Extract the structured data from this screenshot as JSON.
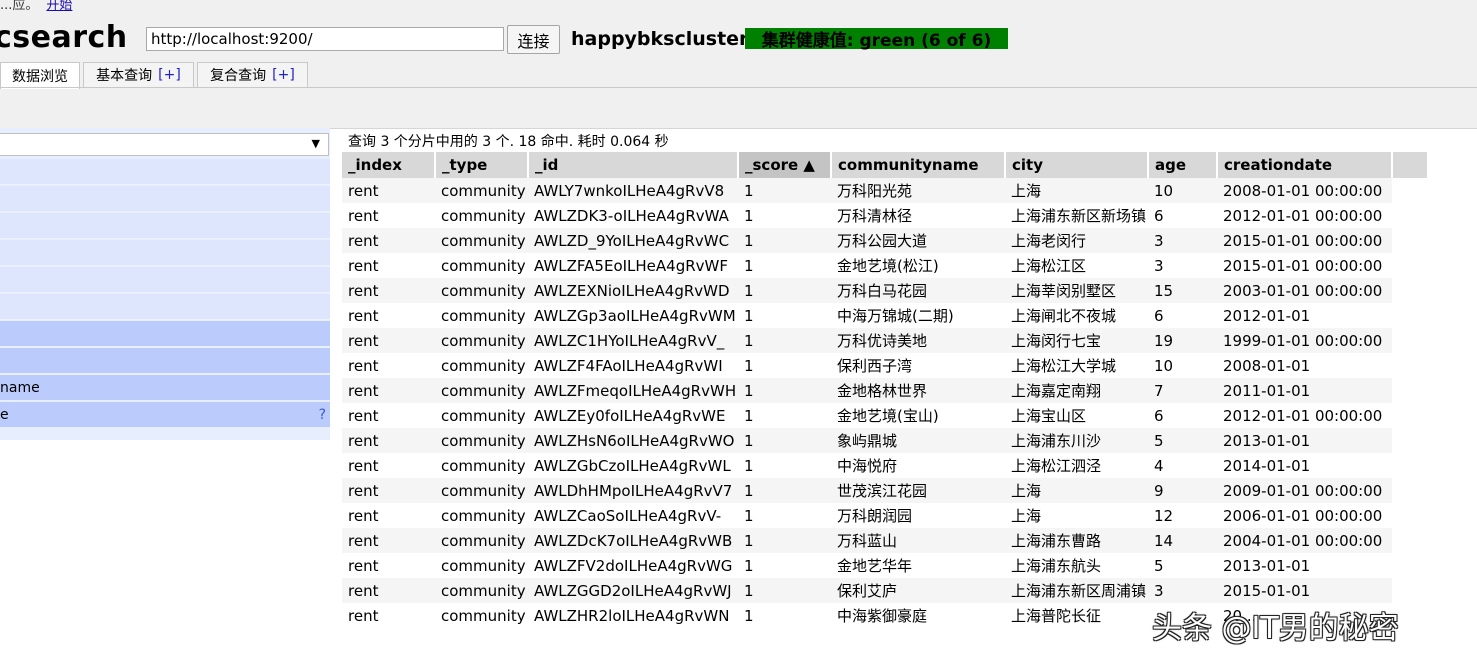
{
  "top_notice": {
    "text": "...应。",
    "link": "开始"
  },
  "header": {
    "logo": "csearch",
    "url_value": "http://localhost:9200/",
    "connect_label": "连接",
    "cluster_name": "happybkscluster",
    "health_text": "集群健康值: green (6 of 6)",
    "health_color": "#008000"
  },
  "tabs": [
    {
      "label": "数据浏览",
      "plus": ""
    },
    {
      "label": "基本查询",
      "plus": "[+]"
    },
    {
      "label": "复合查询",
      "plus": "[+]"
    }
  ],
  "sidebar": {
    "select_arrow": "▼",
    "fields": [
      {
        "label": ""
      },
      {
        "label": ""
      },
      {
        "label": ""
      },
      {
        "label": ""
      },
      {
        "label": ""
      },
      {
        "label": ""
      },
      {
        "label": ""
      },
      {
        "label": ""
      },
      {
        "label": "name"
      },
      {
        "label": "e",
        "help": "?"
      }
    ]
  },
  "results": {
    "summary": "查询 3 个分片中用的 3 个. 18 命中. 耗时 0.064 秒",
    "columns": [
      "_index",
      "_type",
      "_id",
      "_score ▲",
      "communityname",
      "city",
      "age",
      "creationdate"
    ],
    "rows": [
      [
        "rent",
        "community",
        "AWLY7wnkoILHeA4gRvV8",
        "1",
        "万科阳光苑",
        "上海",
        "10",
        "2008-01-01 00:00:00"
      ],
      [
        "rent",
        "community",
        "AWLZDK3-oILHeA4gRvWA",
        "1",
        "万科清林径",
        "上海浦东新区新场镇",
        "6",
        "2012-01-01 00:00:00"
      ],
      [
        "rent",
        "community",
        "AWLZD_9YoILHeA4gRvWC",
        "1",
        "万科公园大道",
        "上海老闵行",
        "3",
        "2015-01-01 00:00:00"
      ],
      [
        "rent",
        "community",
        "AWLZFA5EoILHeA4gRvWF",
        "1",
        "金地艺境(松江)",
        "上海松江区",
        "3",
        "2015-01-01 00:00:00"
      ],
      [
        "rent",
        "community",
        "AWLZEXNioILHeA4gRvWD",
        "1",
        "万科白马花园",
        "上海莘闵别墅区",
        "15",
        "2003-01-01 00:00:00"
      ],
      [
        "rent",
        "community",
        "AWLZGp3aoILHeA4gRvWM",
        "1",
        "中海万锦城(二期)",
        "上海闸北不夜城",
        "6",
        "2012-01-01"
      ],
      [
        "rent",
        "community",
        "AWLZC1HYoILHeA4gRvV_",
        "1",
        "万科优诗美地",
        "上海闵行七宝",
        "19",
        "1999-01-01 00:00:00"
      ],
      [
        "rent",
        "community",
        "AWLZF4FAoILHeA4gRvWI",
        "1",
        "保利西子湾",
        "上海松江大学城",
        "10",
        "2008-01-01"
      ],
      [
        "rent",
        "community",
        "AWLZFmeqoILHeA4gRvWH",
        "1",
        "金地格林世界",
        "上海嘉定南翔",
        "7",
        "2011-01-01"
      ],
      [
        "rent",
        "community",
        "AWLZEy0foILHeA4gRvWE",
        "1",
        "金地艺境(宝山)",
        "上海宝山区",
        "6",
        "2012-01-01 00:00:00"
      ],
      [
        "rent",
        "community",
        "AWLZHsN6oILHeA4gRvWO",
        "1",
        "象屿鼎城",
        "上海浦东川沙",
        "5",
        "2013-01-01"
      ],
      [
        "rent",
        "community",
        "AWLZGbCzoILHeA4gRvWL",
        "1",
        "中海悦府",
        "上海松江泗泾",
        "4",
        "2014-01-01"
      ],
      [
        "rent",
        "community",
        "AWLDhHMpoILHeA4gRvV7",
        "1",
        "世茂滨江花园",
        "上海",
        "9",
        "2009-01-01 00:00:00"
      ],
      [
        "rent",
        "community",
        "AWLZCaoSoILHeA4gRvV-",
        "1",
        "万科朗润园",
        "上海",
        "12",
        "2006-01-01 00:00:00"
      ],
      [
        "rent",
        "community",
        "AWLZDcK7oILHeA4gRvWB",
        "1",
        "万科蓝山",
        "上海浦东曹路",
        "14",
        "2004-01-01 00:00:00"
      ],
      [
        "rent",
        "community",
        "AWLZFV2doILHeA4gRvWG",
        "1",
        "金地艺华年",
        "上海浦东航头",
        "5",
        "2013-01-01"
      ],
      [
        "rent",
        "community",
        "AWLZGGD2oILHeA4gRvWJ",
        "1",
        "保利艾庐",
        "上海浦东新区周浦镇",
        "3",
        "2015-01-01"
      ],
      [
        "rent",
        "community",
        "AWLZHR2loILHeA4gRvWN",
        "1",
        "中海紫御豪庭",
        "上海普陀长征",
        "",
        "20..."
      ]
    ]
  },
  "watermark": "头条 @IT男的秘密"
}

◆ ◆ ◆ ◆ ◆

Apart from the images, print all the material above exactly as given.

- **ANSWER TO THIS PROBLEM**
Extract the structured data from this screenshot as JSON.
{
  "top_notice": {
    "text": "...应。",
    "link": "开始"
  },
  "header": {
    "logo": "csearch",
    "url_value": "http://localhost:9200/",
    "connect_label": "连接",
    "cluster_name": "happybkscluster",
    "health_text": "集群健康值: green (6 of 6)",
    "health_color": "#008000"
  },
  "tabs": [
    {
      "label": "数据浏览",
      "plus": ""
    },
    {
      "label": "基本查询",
      "plus": "[+]"
    },
    {
      "label": "复合查询",
      "plus": "[+]"
    }
  ],
  "sidebar": {
    "select_arrow": "▼",
    "fields": [
      {
        "label": ""
      },
      {
        "label": ""
      },
      {
        "label": ""
      },
      {
        "label": ""
      },
      {
        "label": ""
      },
      {
        "label": ""
      },
      {
        "label": ""
      },
      {
        "label": ""
      },
      {
        "label": "name"
      },
      {
        "label": "e",
        "help": "?"
      }
    ]
  },
  "results": {
    "summary": "查询 3 个分片中用的 3 个. 18 命中. 耗时 0.064 秒",
    "columns": [
      "_index",
      "_type",
      "_id",
      "_score ▲",
      "communityname",
      "city",
      "age",
      "creationdate"
    ],
    "rows": [
      [
        "rent",
        "community",
        "AWLY7wnkoILHeA4gRvV8",
        "1",
        "万科阳光苑",
        "上海",
        "10",
        "2008-01-01 00:00:00"
      ],
      [
        "rent",
        "community",
        "AWLZDK3-oILHeA4gRvWA",
        "1",
        "万科清林径",
        "上海浦东新区新场镇",
        "6",
        "2012-01-01 00:00:00"
      ],
      [
        "rent",
        "community",
        "AWLZD_9YoILHeA4gRvWC",
        "1",
        "万科公园大道",
        "上海老闵行",
        "3",
        "2015-01-01 00:00:00"
      ],
      [
        "rent",
        "community",
        "AWLZFA5EoILHeA4gRvWF",
        "1",
        "金地艺境(松江)",
        "上海松江区",
        "3",
        "2015-01-01 00:00:00"
      ],
      [
        "rent",
        "community",
        "AWLZEXNioILHeA4gRvWD",
        "1",
        "万科白马花园",
        "上海莘闵别墅区",
        "15",
        "2003-01-01 00:00:00"
      ],
      [
        "rent",
        "community",
        "AWLZGp3aoILHeA4gRvWM",
        "1",
        "中海万锦城(二期)",
        "上海闸北不夜城",
        "6",
        "2012-01-01"
      ],
      [
        "rent",
        "community",
        "AWLZC1HYoILHeA4gRvV_",
        "1",
        "万科优诗美地",
        "上海闵行七宝",
        "19",
        "1999-01-01 00:00:00"
      ],
      [
        "rent",
        "community",
        "AWLZF4FAoILHeA4gRvWI",
        "1",
        "保利西子湾",
        "上海松江大学城",
        "10",
        "2008-01-01"
      ],
      [
        "rent",
        "community",
        "AWLZFmeqoILHeA4gRvWH",
        "1",
        "金地格林世界",
        "上海嘉定南翔",
        "7",
        "2011-01-01"
      ],
      [
        "rent",
        "community",
        "AWLZEy0foILHeA4gRvWE",
        "1",
        "金地艺境(宝山)",
        "上海宝山区",
        "6",
        "2012-01-01 00:00:00"
      ],
      [
        "rent",
        "community",
        "AWLZHsN6oILHeA4gRvWO",
        "1",
        "象屿鼎城",
        "上海浦东川沙",
        "5",
        "2013-01-01"
      ],
      [
        "rent",
        "community",
        "AWLZGbCzoILHeA4gRvWL",
        "1",
        "中海悦府",
        "上海松江泗泾",
        "4",
        "2014-01-01"
      ],
      [
        "rent",
        "community",
        "AWLDhHMpoILHeA4gRvV7",
        "1",
        "世茂滨江花园",
        "上海",
        "9",
        "2009-01-01 00:00:00"
      ],
      [
        "rent",
        "community",
        "AWLZCaoSoILHeA4gRvV-",
        "1",
        "万科朗润园",
        "上海",
        "12",
        "2006-01-01 00:00:00"
      ],
      [
        "rent",
        "community",
        "AWLZDcK7oILHeA4gRvWB",
        "1",
        "万科蓝山",
        "上海浦东曹路",
        "14",
        "2004-01-01 00:00:00"
      ],
      [
        "rent",
        "community",
        "AWLZFV2doILHeA4gRvWG",
        "1",
        "金地艺华年",
        "上海浦东航头",
        "5",
        "2013-01-01"
      ],
      [
        "rent",
        "community",
        "AWLZGGD2oILHeA4gRvWJ",
        "1",
        "保利艾庐",
        "上海浦东新区周浦镇",
        "3",
        "2015-01-01"
      ],
      [
        "rent",
        "community",
        "AWLZHR2loILHeA4gRvWN",
        "1",
        "中海紫御豪庭",
        "上海普陀长征",
        "",
        "20..."
      ]
    ]
  },
  "watermark": "头条 @IT男的秘密"
}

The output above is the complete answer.